Anthony Joshua against Dillian Whyte is a fight with tremendous risk, great rewards and the type of rivalry that creates history.
In 2009, above a pub, Whyte beat Joshua when the pair were raw amateurs. In 2015, Joshua got revenge with a brutal stoppage in Round 7. It was a great event, a genuine and rare fight to determine who moved on and moved on fast. They were both unbeaten and it was a big risk for both.
After the fight, Whyte was angry and Joshua won the heavyweight world title in his next fight. It is a harsh and unforgiving world at the top of the heavyweights; Whyte had to wait seven years for his chance at the gold, ultimately losing to Tyson Fury. In that time, Joshua has had 12 heavyweight title fights.
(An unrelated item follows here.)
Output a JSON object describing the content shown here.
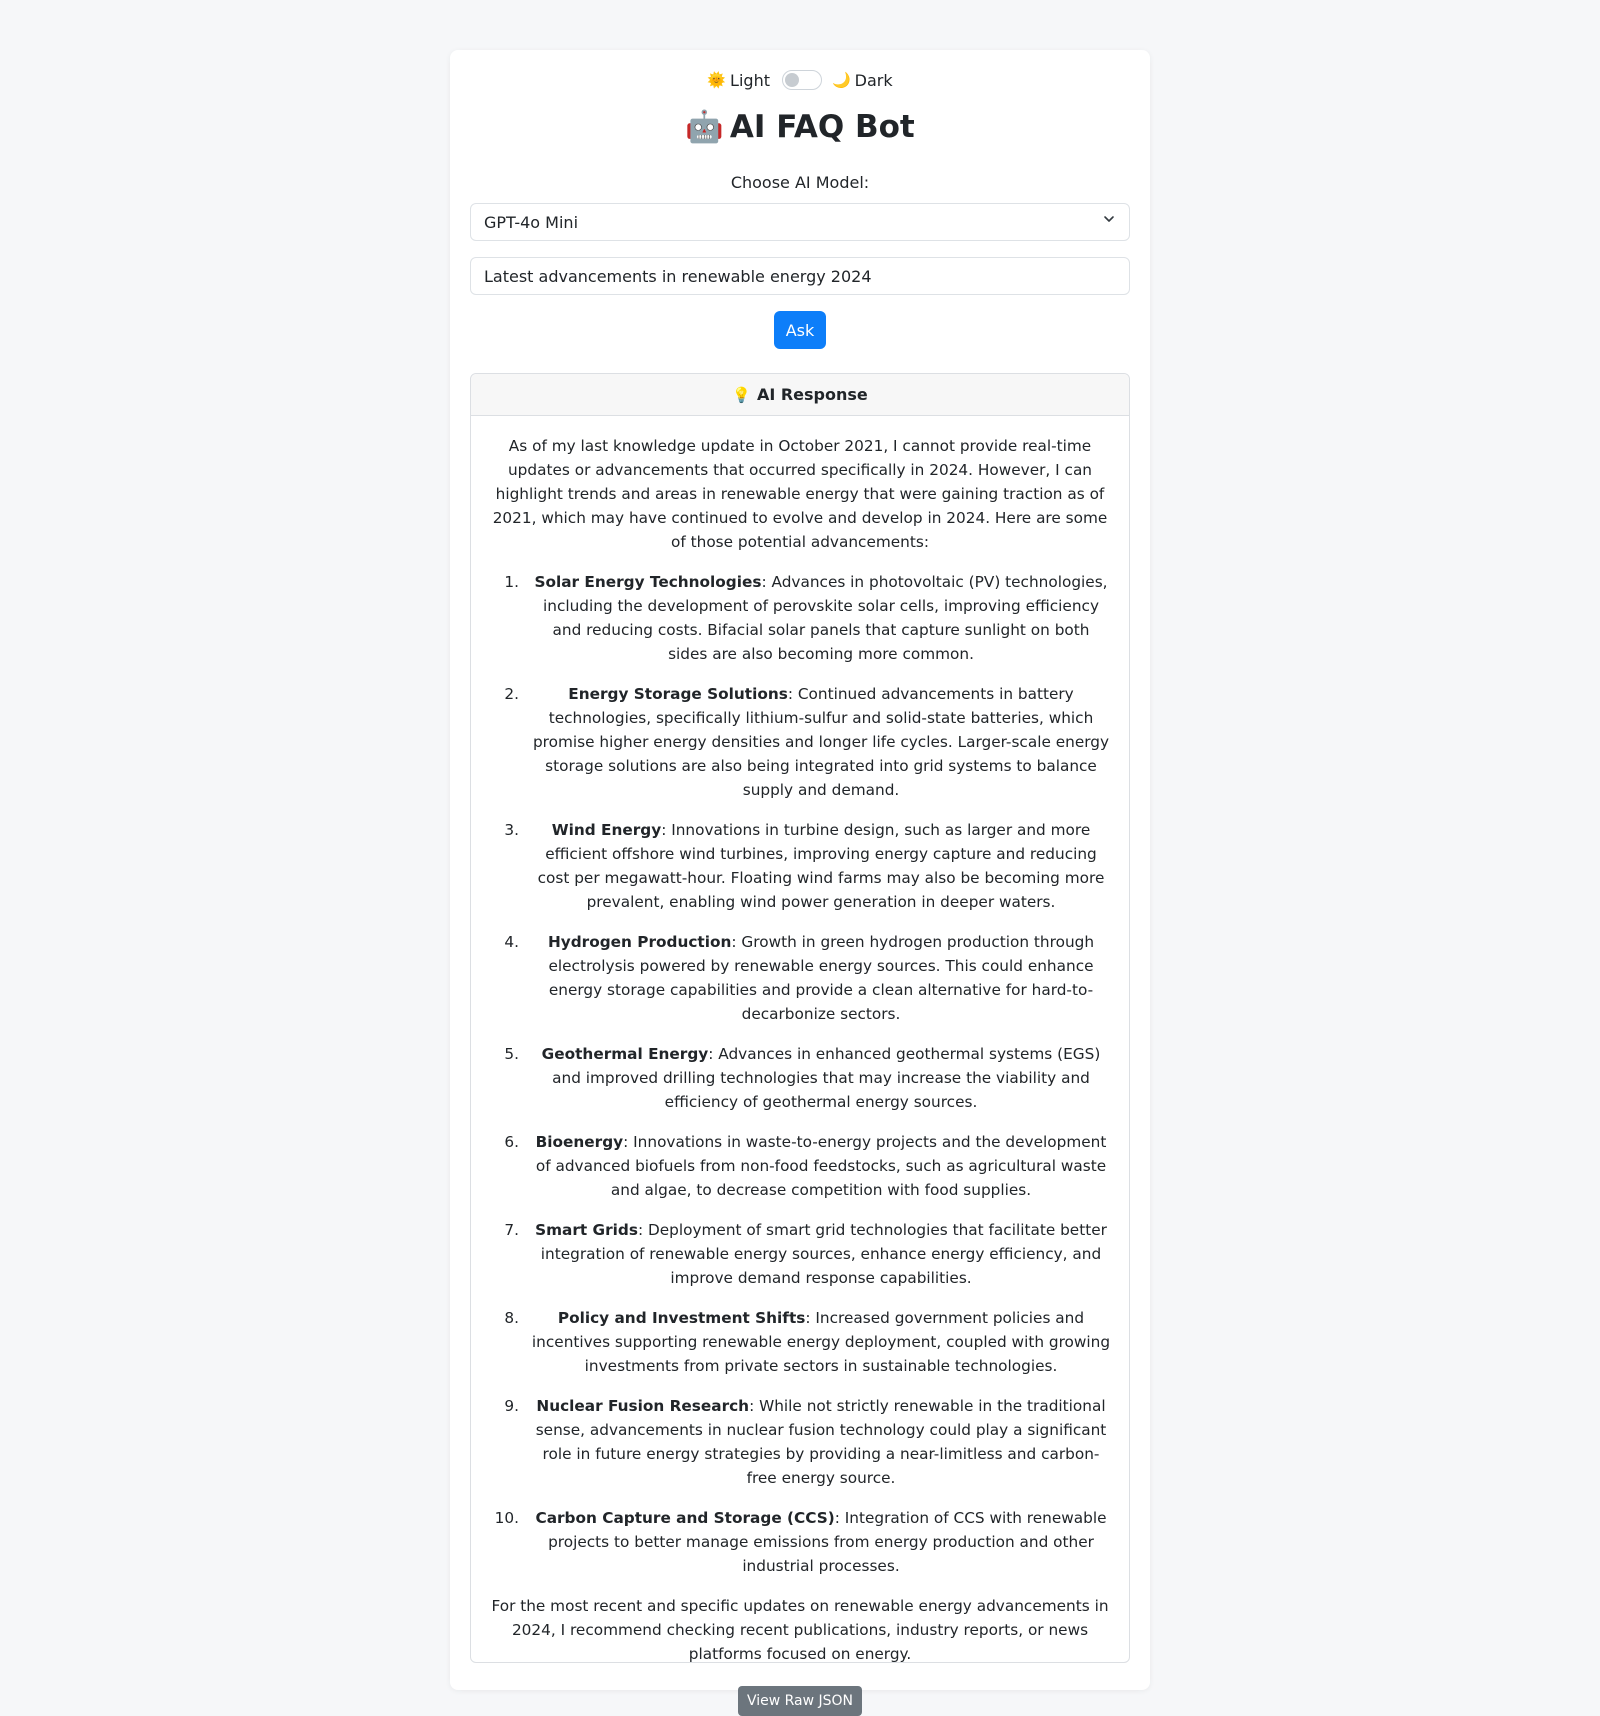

In many ways, this third fight between the Britons has been inevitable since the finish that night at the O2. Joshua has dominated British boxing since then, Whyte has been in his great rival’s shadow. It’s harsh, but true.
“I still have never had the respect I deserve,” said Whyte on Monday, at the press conference to officially announce the fight. It will be on 12 August, back at the O2 and – like the first fight – it has sold out.
“We could have gone outside, no problem,” confirmed Eddie Hearn, the promoter both then and now, referencing the potential to stage the bout in a stadium. “This is the decider. It has everything, and all talk of world title fights and massive fights for big money mean nothing. They both have to win.”
Joshua does have a big fight scheduled for December in Saudi Arabia against former champion Deontay Wilder. It is meant to be worth close to $100million, and it would be in jeopardy if he lost.
“I’m not thinking about anything other than Dillian,” said Joshua, who flew to London for less than 28 hours from his training base in Dallas. “I just have to do what I do. It’s just another fight. Dillian is a real fighter, he took the fight; others have just been talking.”
Whyte also flew in from America for just a day and is going straight back to Florida.
The pair refused to be baited at the oddly good-natured press conference, but that calm is deceptive. “This is a must-win fight for both,” Hearn stressed.
The heavyweight division with its factions, its millions and its endless riddles is seldom easy to solve. However, every now and again a fight with spite, meaning and relevance is made. Whyte’s chance at redemption against Joshua is one of those fun fights: Joshua’s chance at losing so much is also a very real possibility. It makes for a very good fight.